- **Task prompt**
Every entry below should be written out again exactly.

>>

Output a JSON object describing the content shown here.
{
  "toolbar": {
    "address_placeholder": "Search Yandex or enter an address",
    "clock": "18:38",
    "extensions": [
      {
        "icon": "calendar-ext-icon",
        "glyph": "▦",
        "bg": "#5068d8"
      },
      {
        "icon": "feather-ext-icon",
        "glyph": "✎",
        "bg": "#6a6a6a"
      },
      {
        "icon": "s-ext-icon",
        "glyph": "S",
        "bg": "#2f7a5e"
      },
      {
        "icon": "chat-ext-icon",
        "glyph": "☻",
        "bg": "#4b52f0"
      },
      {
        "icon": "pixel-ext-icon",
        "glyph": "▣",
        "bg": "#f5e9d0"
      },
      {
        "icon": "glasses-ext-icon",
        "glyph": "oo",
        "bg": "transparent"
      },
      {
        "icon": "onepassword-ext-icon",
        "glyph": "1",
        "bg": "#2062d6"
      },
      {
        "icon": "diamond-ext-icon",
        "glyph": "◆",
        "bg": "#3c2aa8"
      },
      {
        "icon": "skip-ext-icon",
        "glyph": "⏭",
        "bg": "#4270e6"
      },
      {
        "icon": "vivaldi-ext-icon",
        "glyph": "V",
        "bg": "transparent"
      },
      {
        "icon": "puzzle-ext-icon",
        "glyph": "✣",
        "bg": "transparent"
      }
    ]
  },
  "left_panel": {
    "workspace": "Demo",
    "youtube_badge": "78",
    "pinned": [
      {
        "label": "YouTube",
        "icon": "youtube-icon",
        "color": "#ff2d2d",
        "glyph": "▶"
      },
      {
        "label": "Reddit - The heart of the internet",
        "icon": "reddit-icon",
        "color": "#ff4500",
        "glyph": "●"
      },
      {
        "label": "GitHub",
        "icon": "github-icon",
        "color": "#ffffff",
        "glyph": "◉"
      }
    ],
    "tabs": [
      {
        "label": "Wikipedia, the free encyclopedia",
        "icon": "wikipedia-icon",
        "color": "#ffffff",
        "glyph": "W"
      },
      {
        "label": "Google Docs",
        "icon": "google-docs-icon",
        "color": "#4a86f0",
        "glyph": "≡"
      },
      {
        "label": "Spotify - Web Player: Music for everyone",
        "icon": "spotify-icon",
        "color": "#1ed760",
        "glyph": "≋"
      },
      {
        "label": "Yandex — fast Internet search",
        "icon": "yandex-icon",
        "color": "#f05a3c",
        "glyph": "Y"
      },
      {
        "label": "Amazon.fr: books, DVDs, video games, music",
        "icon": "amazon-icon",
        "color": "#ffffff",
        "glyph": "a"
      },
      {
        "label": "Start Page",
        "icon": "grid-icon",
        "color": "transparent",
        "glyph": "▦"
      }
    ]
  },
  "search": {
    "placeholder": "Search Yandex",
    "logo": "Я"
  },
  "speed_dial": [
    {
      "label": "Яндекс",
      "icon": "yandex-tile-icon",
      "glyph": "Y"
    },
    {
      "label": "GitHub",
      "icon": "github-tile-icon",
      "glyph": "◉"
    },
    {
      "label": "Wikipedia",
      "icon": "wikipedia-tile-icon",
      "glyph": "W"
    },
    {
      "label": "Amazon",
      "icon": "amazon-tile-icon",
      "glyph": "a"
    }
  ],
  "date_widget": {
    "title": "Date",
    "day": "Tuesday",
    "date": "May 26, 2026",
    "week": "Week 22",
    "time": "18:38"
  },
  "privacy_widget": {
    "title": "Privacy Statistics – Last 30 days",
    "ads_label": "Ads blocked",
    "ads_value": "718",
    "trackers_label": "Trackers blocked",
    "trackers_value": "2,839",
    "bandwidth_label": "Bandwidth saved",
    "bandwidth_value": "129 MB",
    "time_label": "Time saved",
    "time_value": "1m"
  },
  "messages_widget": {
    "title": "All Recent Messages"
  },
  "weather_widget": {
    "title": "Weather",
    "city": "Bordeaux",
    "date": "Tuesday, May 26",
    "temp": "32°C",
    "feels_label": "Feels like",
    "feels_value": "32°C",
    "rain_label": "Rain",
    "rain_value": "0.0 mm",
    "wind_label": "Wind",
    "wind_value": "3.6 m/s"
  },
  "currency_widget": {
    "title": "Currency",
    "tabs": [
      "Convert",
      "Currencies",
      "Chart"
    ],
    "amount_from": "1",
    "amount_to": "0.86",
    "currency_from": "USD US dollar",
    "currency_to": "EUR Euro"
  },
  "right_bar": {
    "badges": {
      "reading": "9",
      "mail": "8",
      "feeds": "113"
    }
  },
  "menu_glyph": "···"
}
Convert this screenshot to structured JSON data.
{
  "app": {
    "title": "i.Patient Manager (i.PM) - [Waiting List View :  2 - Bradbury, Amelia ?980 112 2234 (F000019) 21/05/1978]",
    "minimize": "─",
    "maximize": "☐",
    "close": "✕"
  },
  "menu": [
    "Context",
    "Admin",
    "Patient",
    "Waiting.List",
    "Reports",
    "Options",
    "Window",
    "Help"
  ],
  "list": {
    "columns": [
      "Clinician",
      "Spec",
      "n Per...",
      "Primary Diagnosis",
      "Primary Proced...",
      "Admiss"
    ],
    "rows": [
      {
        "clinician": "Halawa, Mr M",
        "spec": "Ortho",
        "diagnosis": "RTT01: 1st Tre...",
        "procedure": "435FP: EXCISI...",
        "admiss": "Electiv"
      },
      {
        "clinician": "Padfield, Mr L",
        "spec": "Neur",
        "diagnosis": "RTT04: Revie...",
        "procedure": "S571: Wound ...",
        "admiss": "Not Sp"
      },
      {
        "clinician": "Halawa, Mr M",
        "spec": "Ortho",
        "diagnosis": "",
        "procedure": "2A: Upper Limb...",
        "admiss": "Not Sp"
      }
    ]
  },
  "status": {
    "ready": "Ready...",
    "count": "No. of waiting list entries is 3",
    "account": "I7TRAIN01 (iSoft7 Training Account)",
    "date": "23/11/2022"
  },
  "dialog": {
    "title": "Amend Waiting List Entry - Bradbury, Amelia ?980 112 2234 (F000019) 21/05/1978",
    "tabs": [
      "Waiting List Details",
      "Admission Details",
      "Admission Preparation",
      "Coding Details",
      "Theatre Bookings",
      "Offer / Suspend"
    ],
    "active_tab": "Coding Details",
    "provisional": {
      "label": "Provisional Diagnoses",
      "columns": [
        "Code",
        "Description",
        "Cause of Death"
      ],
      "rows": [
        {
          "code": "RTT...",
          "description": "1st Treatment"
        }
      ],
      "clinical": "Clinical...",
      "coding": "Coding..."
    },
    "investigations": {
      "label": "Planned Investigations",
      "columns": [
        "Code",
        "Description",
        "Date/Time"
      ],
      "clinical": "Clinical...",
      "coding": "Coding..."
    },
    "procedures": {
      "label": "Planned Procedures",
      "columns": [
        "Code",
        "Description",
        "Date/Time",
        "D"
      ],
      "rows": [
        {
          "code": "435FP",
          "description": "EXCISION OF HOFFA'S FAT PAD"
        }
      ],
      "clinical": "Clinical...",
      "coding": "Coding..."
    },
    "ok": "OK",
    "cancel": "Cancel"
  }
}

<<

- **Output**
Output a JSON object describing the content shown here.
{
  "toolbar": {
    "address_placeholder": "Search Yandex or enter an address",
    "clock": "18:38",
    "extensions": [
      {
        "icon": "calendar-ext-icon",
        "glyph": "▦",
        "bg": "#5068d8"
      },
      {
        "icon": "feather-ext-icon",
        "glyph": "✎",
        "bg": "#6a6a6a"
      },
      {
        "icon": "s-ext-icon",
        "glyph": "S",
        "bg": "#2f7a5e"
      },
      {
        "icon": "chat-ext-icon",
        "glyph": "☻",
        "bg": "#4b52f0"
      },
      {
        "icon": "pixel-ext-icon",
        "glyph": "▣",
        "bg": "#f5e9d0"
      },
      {
        "icon": "glasses-ext-icon",
        "glyph": "oo",
        "bg": "transparent"
      },
      {
        "icon": "onepassword-ext-icon",
        "glyph": "1",
        "bg": "#2062d6"
      },
      {
        "icon": "diamond-ext-icon",
        "glyph": "◆",
        "bg": "#3c2aa8"
      },
      {
        "icon": "skip-ext-icon",
        "glyph": "⏭",
        "bg": "#4270e6"
      },
      {
        "icon": "vivaldi-ext-icon",
        "glyph": "V",
        "bg": "transparent"
      },
      {
        "icon": "puzzle-ext-icon",
        "glyph": "✣",
        "bg": "transparent"
      }
    ]
  },
  "left_panel": {
    "workspace": "Demo",
    "youtube_badge": "78",
    "pinned": [
      {
        "label": "YouTube",
        "icon": "youtube-icon",
        "color": "#ff2d2d",
        "glyph": "▶"
      },
      {
        "label": "Reddit - The heart of the internet",
        "icon": "reddit-icon",
        "color": "#ff4500",
        "glyph": "●"
      },
      {
        "label": "GitHub",
        "icon": "github-icon",
        "color": "#ffffff",
        "glyph": "◉"
      }
    ],
    "tabs": [
      {
        "label": "Wikipedia, the free encyclopedia",
        "icon": "wikipedia-icon",
        "color": "#ffffff",
        "glyph": "W"
      },
      {
        "label": "Google Docs",
        "icon": "google-docs-icon",
        "color": "#4a86f0",
        "glyph": "≡"
      },
      {
        "label": "Spotify - Web Player: Music for everyone",
        "icon": "spotify-icon",
        "color": "#1ed760",
        "glyph": "≋"
      },
      {
        "label": "Yandex — fast Internet search",
        "icon": "yandex-icon",
        "color": "#f05a3c",
        "glyph": "Y"
      },
      {
        "label": "Amazon.fr: books, DVDs, video games, music",
        "icon": "amazon-icon",
        "color": "#ffffff",
        "glyph": "a"
      },
      {
        "label": "Start Page",
        "icon": "grid-icon",
        "color": "transparent",
        "glyph": "▦"
      }
    ]
  },
  "search": {
    "placeholder": "Search Yandex",
    "logo": "Я"
  },
  "speed_dial": [
    {
      "label": "Яндекс",
      "icon": "yandex-tile-icon",
      "glyph": "Y"
    },
    {
      "label": "GitHub",
      "icon": "github-tile-icon",
      "glyph": "◉"
    },
    {
      "label": "Wikipedia",
      "icon": "wikipedia-tile-icon",
      "glyph": "W"
    },
    {
      "label": "Amazon",
      "icon": "amazon-tile-icon",
      "glyph": "a"
    }
  ],
  "date_widget": {
    "title": "Date",
    "day": "Tuesday",
    "date": "May 26, 2026",
    "week": "Week 22",
    "time": "18:38"
  },
  "privacy_widget": {
    "title": "Privacy Statistics – Last 30 days",
    "ads_label": "Ads blocked",
    "ads_value": "718",
    "trackers_label": "Trackers blocked",
    "trackers_value": "2,839",
    "bandwidth_label": "Bandwidth saved",
    "bandwidth_value": "129 MB",
    "time_label": "Time saved",
    "time_value": "1m"
  },
  "messages_widget": {
    "title": "All Recent Messages"
  },
  "weather_widget": {
    "title": "Weather",
    "city": "Bordeaux",
    "date": "Tuesday, May 26",
    "temp": "32°C",
    "feels_label": "Feels like",
    "feels_value": "32°C",
    "rain_label": "Rain",
    "rain_value": "0.0 mm",
    "wind_label": "Wind",
    "wind_value": "3.6 m/s"
  },
  "currency_widget": {
    "title": "Currency",
    "tabs": [
      "Convert",
      "Currencies",
      "Chart"
    ],
    "amount_from": "1",
    "amount_to": "0.86",
    "currency_from": "USD US dollar",
    "currency_to": "EUR Euro"
  },
  "right_bar": {
    "badges": {
      "reading": "9",
      "mail": "8",
      "feeds": "113"
    }
  },
  "menu_glyph": "···"
}
Convert this screenshot to structured JSON data.
{
  "app": {
    "title": "i.Patient Manager (i.PM) - [Waiting List View :  2 - Bradbury, Amelia ?980 112 2234 (F000019) 21/05/1978]",
    "minimize": "─",
    "maximize": "☐",
    "close": "✕"
  },
  "menu": [
    "Context",
    "Admin",
    "Patient",
    "Waiting.List",
    "Reports",
    "Options",
    "Window",
    "Help"
  ],
  "list": {
    "columns": [
      "Clinician",
      "Spec",
      "n Per...",
      "Primary Diagnosis",
      "Primary Proced...",
      "Admiss"
    ],
    "rows": [
      {
        "clinician": "Halawa, Mr M",
        "spec": "Ortho",
        "diagnosis": "RTT01: 1st Tre...",
        "procedure": "435FP: EXCISI...",
        "admiss": "Electiv"
      },
      {
        "clinician": "Padfield, Mr L",
        "spec": "Neur",
        "diagnosis": "RTT04: Revie...",
        "procedure": "S571: Wound ...",
        "admiss": "Not Sp"
      },
      {
        "clinician": "Halawa, Mr M",
        "spec": "Ortho",
        "diagnosis": "",
        "procedure": "2A: Upper Limb...",
        "admiss": "Not Sp"
      }
    ]
  },
  "status": {
    "ready": "Ready...",
    "count": "No. of waiting list entries is 3",
    "account": "I7TRAIN01 (iSoft7 Training Account)",
    "date": "23/11/2022"
  },
  "dialog": {
    "title": "Amend Waiting List Entry - Bradbury, Amelia ?980 112 2234 (F000019) 21/05/1978",
    "tabs": [
      "Waiting List Details",
      "Admission Details",
      "Admission Preparation",
      "Coding Details",
      "Theatre Bookings",
      "Offer / Suspend"
    ],
    "active_tab": "Coding Details",
    "provisional": {
      "label": "Provisional Diagnoses",
      "columns": [
        "Code",
        "Description",
        "Cause of Death"
      ],
      "rows": [
        {
          "code": "RTT...",
          "description": "1st Treatment"
        }
      ],
      "clinical": "Clinical...",
      "coding": "Coding..."
    },
    "investigations": {
      "label": "Planned Investigations",
      "columns": [
        "Code",
        "Description",
        "Date/Time"
      ],
      "clinical": "Clinical...",
      "coding": "Coding..."
    },
    "procedures": {
      "label": "Planned Procedures",
      "columns": [
        "Code",
        "Description",
        "Date/Time",
        "D"
      ],
      "rows": [
        {
          "code": "435FP",
          "description": "EXCISION OF HOFFA'S FAT PAD"
        }
      ],
      "clinical": "Clinical...",
      "coding": "Coding..."
    },
    "ok": "OK",
    "cancel": "Cancel"
  }
}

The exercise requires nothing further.